■ Required work:
Exactly as they appear, output all of the records. Skip any images.

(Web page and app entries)
☆ ☆ ☆
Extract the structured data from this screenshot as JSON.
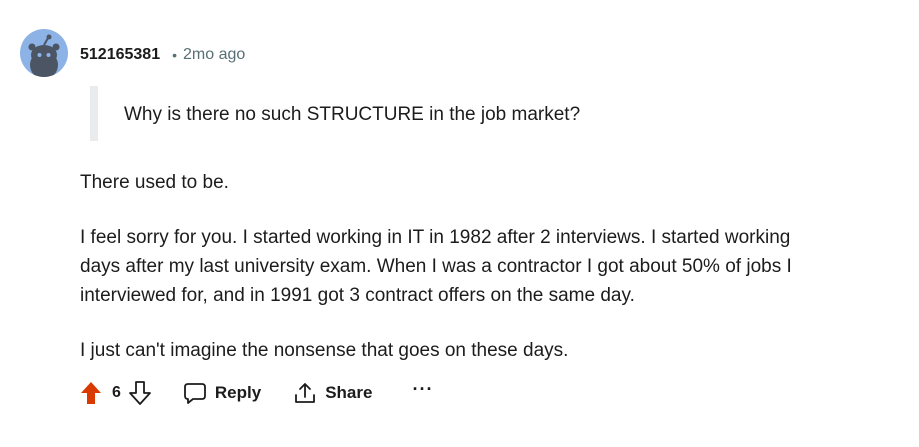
{
  "comment": {
    "author": "512165381",
    "separator": "•",
    "time": "2mo ago",
    "quote": "Why is there no such STRUCTURE in the job market?",
    "paragraphs": [
      [
        "There used to be."
      ],
      [
        "I feel sorry for you. I started working in IT in 1982 after 2 interviews. I started working",
        "days after my last university exam. When I was a contractor I got about 50% of jobs I",
        "interviewed for, and in 1991 got 3 contract offers on the same day."
      ],
      [
        "I just can't imagine the nonsense that goes on these days."
      ]
    ]
  },
  "actions": {
    "score": "6",
    "reply_label": "Reply",
    "share_label": "Share",
    "more_label": "···",
    "upvote_color": "#d93a00"
  },
  "icons": [
    "avatar-snoo",
    "upvote-arrow",
    "downvote-arrow",
    "reply-bubble",
    "share-arrow",
    "more-dots"
  ]
}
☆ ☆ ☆
■ Answer for this exercise:
Extract the structured data from this screenshot as JSON.
{
  "comment": {
    "author": "512165381",
    "separator": "•",
    "time": "2mo ago",
    "quote": "Why is there no such STRUCTURE in the job market?",
    "paragraphs": [
      [
        "There used to be."
      ],
      [
        "I feel sorry for you. I started working in IT in 1982 after 2 interviews. I started working",
        "days after my last university exam. When I was a contractor I got about 50% of jobs I",
        "interviewed for, and in 1991 got 3 contract offers on the same day."
      ],
      [
        "I just can't imagine the nonsense that goes on these days."
      ]
    ]
  },
  "actions": {
    "score": "6",
    "reply_label": "Reply",
    "share_label": "Share",
    "more_label": "···",
    "upvote_color": "#d93a00"
  },
  "icons": [
    "avatar-snoo",
    "upvote-arrow",
    "downvote-arrow",
    "reply-bubble",
    "share-arrow",
    "more-dots"
  ]
}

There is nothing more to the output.